Go through the entries below and count the lines holding the word "JSON". Reply with only the number, please.

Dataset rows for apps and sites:
——
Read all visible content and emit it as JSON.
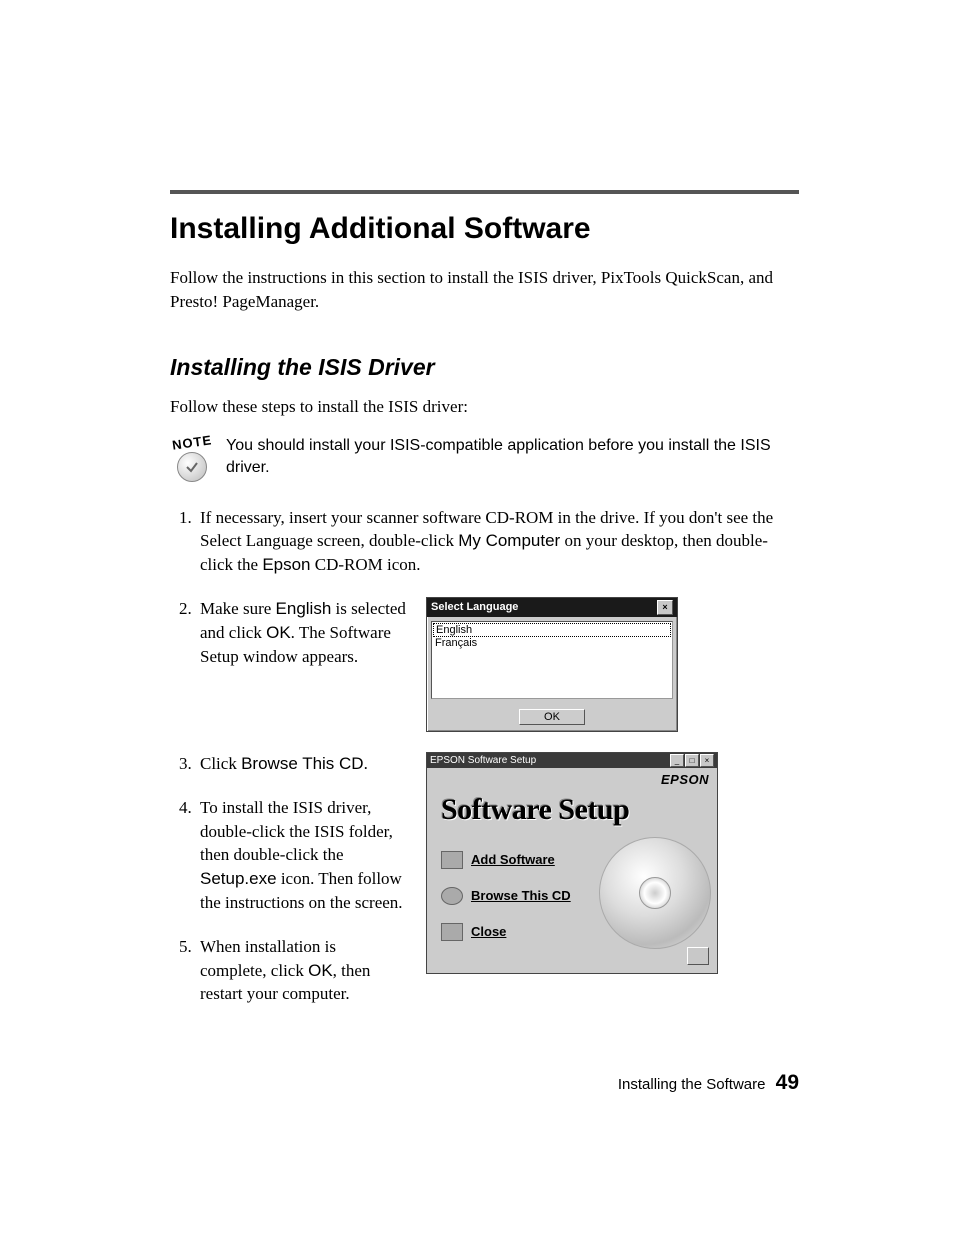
{
  "heading": "Installing Additional Software",
  "intro": "Follow the instructions in this section to install the ISIS driver, PixTools QuickScan, and Presto! PageManager.",
  "subheading": "Installing the ISIS Driver",
  "lead": "Follow these steps to install the ISIS driver:",
  "note": {
    "badge": "NOTE",
    "text": "You should install your ISIS-compatible application before you install the ISIS driver."
  },
  "steps": {
    "s1_a": "If necessary, insert your scanner software CD-ROM in the drive. If you don't see the Select Language screen, double-click ",
    "s1_b": "My Computer",
    "s1_c": " on your desktop, then double-click the ",
    "s1_d": "Epson",
    "s1_e": " CD-ROM icon.",
    "s2_a": "Make sure ",
    "s2_b": "English",
    "s2_c": " is selected and click ",
    "s2_d": "OK",
    "s2_e": ". The Software Setup window appears.",
    "s3_a": "Click ",
    "s3_b": "Browse This CD",
    "s3_c": ".",
    "s4_a": "To install the ISIS driver, double-click the ISIS folder, then double-click the ",
    "s4_b": "Setup.exe",
    "s4_c": " icon. Then follow the instructions on the screen.",
    "s5_a": "When installation is complete, click ",
    "s5_b": "OK",
    "s5_c": ", then restart your computer."
  },
  "dialog_lang": {
    "title": "Select Language",
    "options": [
      "English",
      "Français"
    ],
    "ok": "OK"
  },
  "window_setup": {
    "title": "EPSON Software Setup",
    "brand": "EPSON",
    "heading": "Software Setup",
    "links": [
      "Add Software",
      "Browse This CD",
      "Close"
    ]
  },
  "footer": {
    "section": "Installing the Software",
    "page": "49"
  }
}
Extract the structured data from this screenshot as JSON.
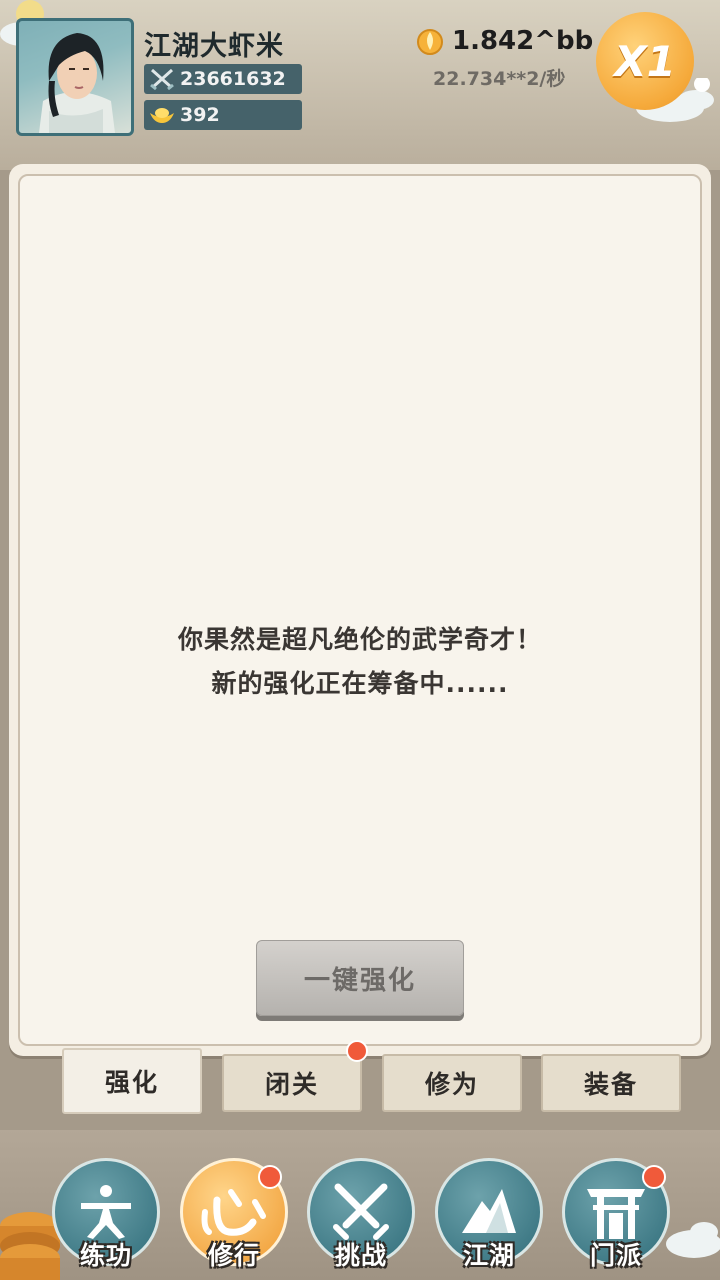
{
  "header": {
    "player_name": "江湖大虾米",
    "power": "23661632",
    "ingots": "392",
    "gold": "1.842^bb",
    "gold_rate": "22.734**2/秒",
    "speed_multiplier": "X1"
  },
  "panel": {
    "message_line1": "你果然是超凡绝伦的武学奇才！",
    "message_line2": "新的强化正在筹备中......",
    "one_key_button": "一键强化",
    "one_key_button_enabled": false
  },
  "sub_tabs": [
    {
      "label": "强化",
      "active": true,
      "badge": false
    },
    {
      "label": "闭关",
      "active": false,
      "badge": true
    },
    {
      "label": "修为",
      "active": false,
      "badge": false
    },
    {
      "label": "装备",
      "active": false,
      "badge": false
    }
  ],
  "bottom_nav": [
    {
      "label": "练功",
      "icon": "practice-figure-icon",
      "active": false,
      "badge": false
    },
    {
      "label": "修行",
      "icon": "heart-character-icon",
      "active": true,
      "badge": true
    },
    {
      "label": "挑战",
      "icon": "crossed-swords-icon",
      "active": false,
      "badge": false
    },
    {
      "label": "江湖",
      "icon": "mountain-icon",
      "active": false,
      "badge": false
    },
    {
      "label": "门派",
      "icon": "sect-gate-icon",
      "active": false,
      "badge": true
    }
  ],
  "colors": {
    "panel_bg": "#f8f4ec",
    "nav_teal": "#3f7a86",
    "nav_active_orange": "#f3a947",
    "badge_red": "#f05a3a",
    "stat_box": "#45626a"
  }
}
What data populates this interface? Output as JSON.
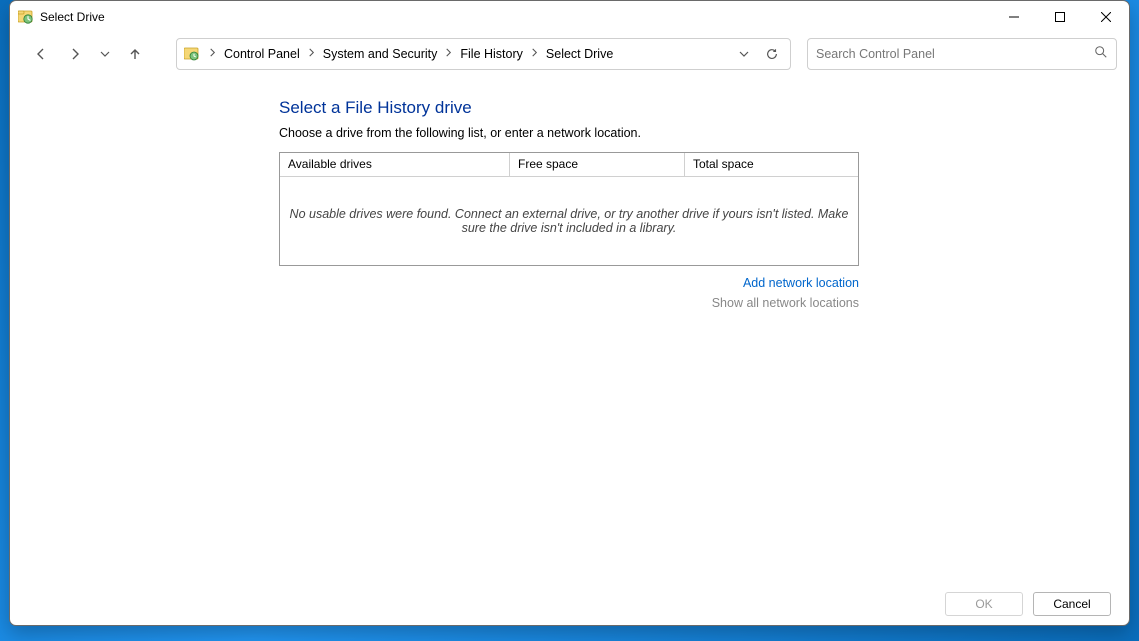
{
  "window": {
    "title": "Select Drive"
  },
  "breadcrumb": {
    "items": [
      "Control Panel",
      "System and Security",
      "File History",
      "Select Drive"
    ]
  },
  "search": {
    "placeholder": "Search Control Panel"
  },
  "page": {
    "heading": "Select a File History drive",
    "subtext": "Choose a drive from the following list, or enter a network location."
  },
  "table": {
    "headers": {
      "available": "Available drives",
      "free": "Free space",
      "total": "Total space"
    },
    "empty_message": "No usable drives were found. Connect an external drive, or try another drive if yours isn't listed. Make sure the drive isn't included in a library."
  },
  "links": {
    "add_network": "Add network location",
    "show_all": "Show all network locations"
  },
  "buttons": {
    "ok": "OK",
    "cancel": "Cancel"
  }
}
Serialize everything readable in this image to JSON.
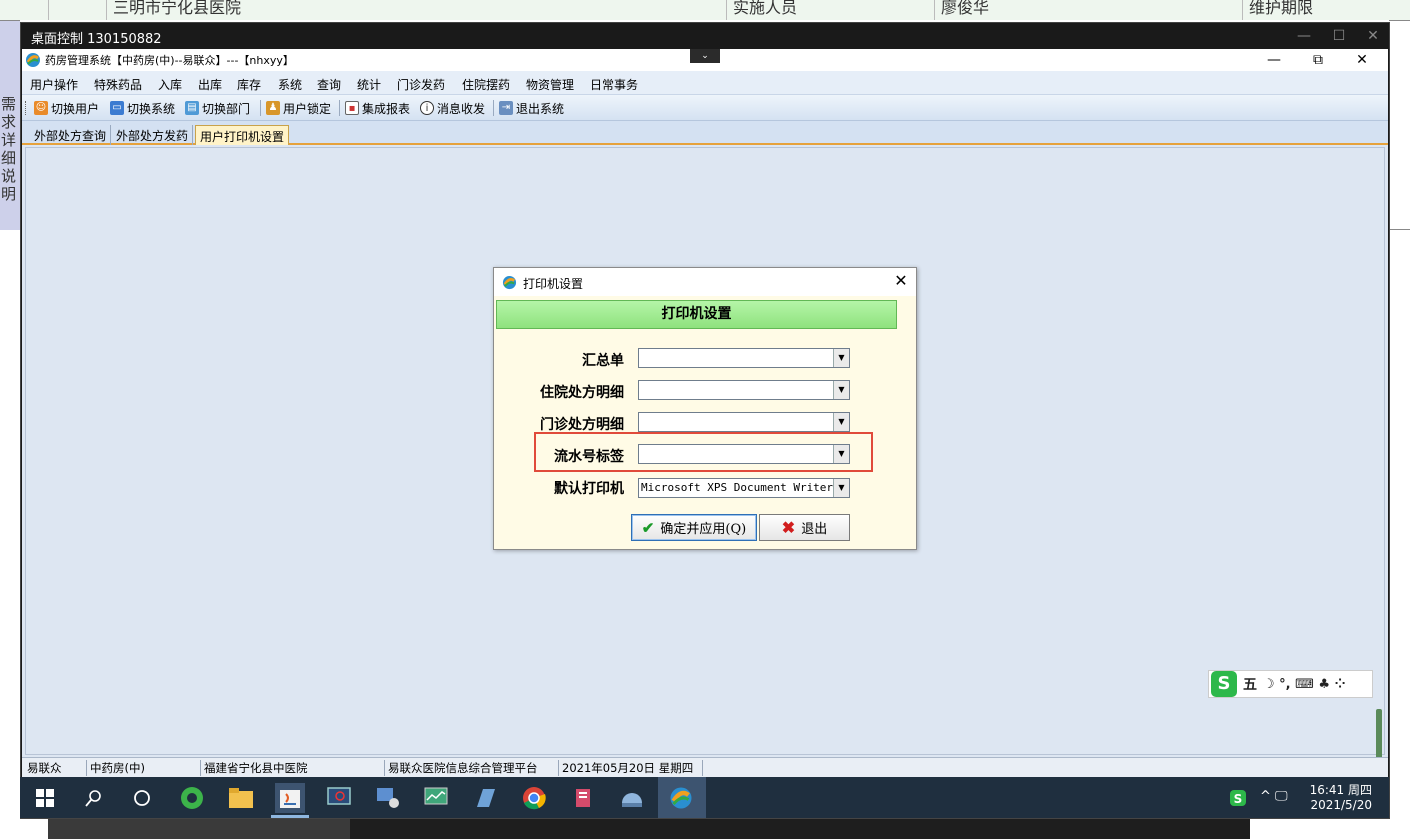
{
  "background": {
    "top_cells": [
      "三明市宁化县医院",
      "实施人员",
      "廖俊华",
      "维护期限"
    ],
    "side_text": "需求详细说明"
  },
  "remote": {
    "title": "桌面控制 130150882",
    "minimize": "—",
    "maximize": "☐",
    "close": "✕"
  },
  "app": {
    "title": "药房管理系统【中药房(中)--易联众】---【nhxyy】",
    "dropdown": "⌄",
    "minimize": "—",
    "restore": "⧉",
    "close": "✕",
    "menu": [
      "用户操作",
      "特殊药品",
      "入库",
      "出库",
      "库存",
      "系统",
      "查询",
      "统计",
      "门诊发药",
      "住院摆药",
      "物资管理",
      "日常事务"
    ],
    "toolbar": [
      "切换用户",
      "切换系统",
      "切换部门",
      "用户锁定",
      "集成报表",
      "消息收发",
      "退出系统"
    ],
    "tabs": [
      "外部处方查询",
      "外部处方发药",
      "用户打印机设置"
    ],
    "status": [
      "易联众",
      "中药房(中)",
      "福建省宁化县中医院",
      "易联众医院信息综合管理平台",
      "2021年05月20日 星期四"
    ]
  },
  "dialog": {
    "title": "打印机设置",
    "banner": "打印机设置",
    "close": "✕",
    "fields": [
      {
        "label": "汇总单",
        "value": ""
      },
      {
        "label": "住院处方明细",
        "value": ""
      },
      {
        "label": "门诊处方明细",
        "value": ""
      },
      {
        "label": "流水号标签",
        "value": ""
      },
      {
        "label": "默认打印机",
        "value": "Microsoft XPS Document Writer"
      }
    ],
    "ok_label": "确定并应用(Q)",
    "cancel_label": "退出",
    "highlight_color": "#e04a3a"
  },
  "ime": {
    "logo": "S",
    "mode": "五",
    "symbols": "☽ °, ⌨ ♣ ⁘"
  },
  "taskbar": {
    "time": "16:41 周四",
    "date": "2021/5/20",
    "tray_symbols": "^ 🖵"
  }
}
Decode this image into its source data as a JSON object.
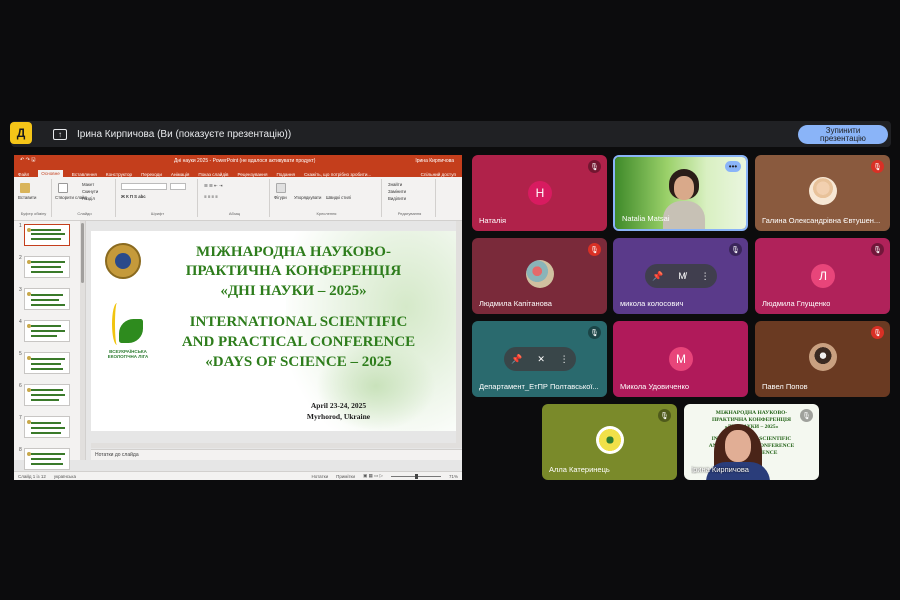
{
  "app": {
    "badge": "Д",
    "presenting_text": "Ірина Кирпичова (Ви (показуєте презентацію))",
    "stop_button": "Зупинити\nпрезентацію"
  },
  "ppt": {
    "title_left": "↶ ↷ 🖫",
    "title_center": "Дні науки 2025 - PowerPoint (не вдалося активувати продукт)",
    "title_right": "Ірина Кирпичова",
    "tabs": [
      "Файл",
      "Основне",
      "Вставлення",
      "Конструктор",
      "Переходи",
      "Анімація",
      "Показ слайдів",
      "Рецензування",
      "Подання",
      "Скажіть, що потрібно зробити..."
    ],
    "share": "Спільний доступ",
    "ribbon": {
      "paste": "Вставити",
      "clipboard": "Буфер обміну",
      "new_slide": "Створити слайд",
      "layout": "Макет",
      "reset": "Скинути",
      "section": "Розділ",
      "slides": "Слайди",
      "font": "Шрифт",
      "paragraph": "Абзац",
      "shapes": "Фігури",
      "arrange": "Упорядкувати",
      "quick_styles": "Швидкі стилі",
      "drawing": "Креслення",
      "find": "Знайти",
      "replace": "Замінити",
      "select": "Виділити",
      "editing": "Редагування"
    },
    "slide_numbers": [
      "1",
      "2",
      "3",
      "4",
      "5",
      "6",
      "7",
      "8"
    ],
    "slide": {
      "line1": "МІЖНАРОДНА НАУКОВО-",
      "line2": "ПРАКТИЧНА КОНФЕРЕНЦІЯ",
      "line3": "«ДНІ НАУКИ – 2025»",
      "line4": "INTERNATIONAL SCIENTIFIC",
      "line5": "AND PRACTICAL CONFERENCE",
      "line6": "«DAYS OF SCIENCE – 2025",
      "date": "April 23-24, 2025",
      "place": "Myrhorod, Ukraine",
      "logo_text": "ВСЕУКРАЇНСЬКА ЕКОЛОГІЧНА ЛІГА"
    },
    "notes": "Нотатки до слайда",
    "status_left": "Слайд 1 із 12",
    "status_lang": "українська",
    "status_notes": "Нотатки",
    "status_comments": "Примітки",
    "zoom": "71%"
  },
  "participants": [
    {
      "name": "Наталія",
      "initial": "Н",
      "bg": "#b0224a"
    },
    {
      "name": "Natalia Matsai",
      "initial": "",
      "bg": "#6aaa3a"
    },
    {
      "name": "Галина Олександрівна Євтушен...",
      "initial": "",
      "bg": "#8a5a3e"
    },
    {
      "name": "Людмила Капітанова",
      "initial": "",
      "bg": "#7a2a3a"
    },
    {
      "name": "микола колосович",
      "initial": "",
      "bg": "#5a3a8a"
    },
    {
      "name": "Людмила Глущенко",
      "initial": "Л",
      "bg": "#b0225a"
    },
    {
      "name": "Департамент_ЕтПР Полтавської...",
      "initial": "",
      "bg": "#2a6a6e"
    },
    {
      "name": "Микола Удовиченко",
      "initial": "М",
      "bg": "#b01a5a"
    },
    {
      "name": "Павел Попов",
      "initial": "",
      "bg": "#6a3a22"
    },
    {
      "name": "Алла Катеринець",
      "initial": "",
      "bg": "#7a8a2a"
    },
    {
      "name": "Ірина Кирпичова",
      "initial": "",
      "bg": "#f4f8f0"
    }
  ],
  "mini_slide": {
    "l1": "МІЖНАРОДНА НАУКОВО-",
    "l2": "ПРАКТИЧНА КОНФЕРЕНЦІЯ",
    "l3": "«ДНІ НАУКИ – 2025»",
    "l4": "INTERNATIONAL SCIENTIFIC",
    "l5": "AND PRACTICAL CONFERENCE",
    "l6": "«DAYS OF SCIENCE",
    "l7": "2025"
  },
  "icons": {
    "present": "present-to-all-icon",
    "mic_off": "mic-off-icon",
    "pin": "pin-icon",
    "more": "more-vert-icon"
  },
  "colors": {
    "accent": "#8ab4f8",
    "ppt_brand": "#c43e1c",
    "slide_green": "#2e7d1c",
    "badge": "#f5c518"
  }
}
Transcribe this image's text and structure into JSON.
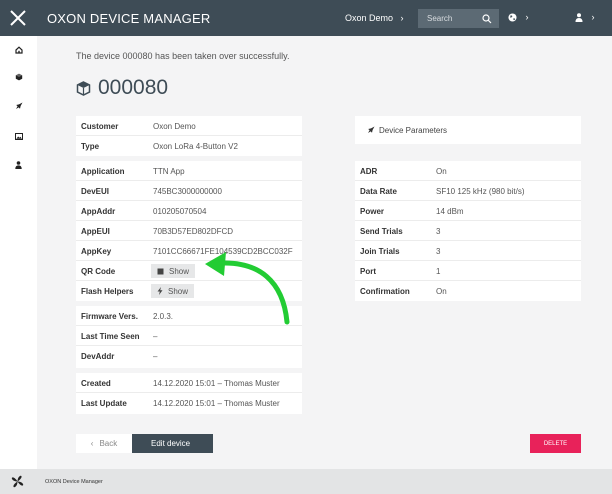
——
Answer area: 6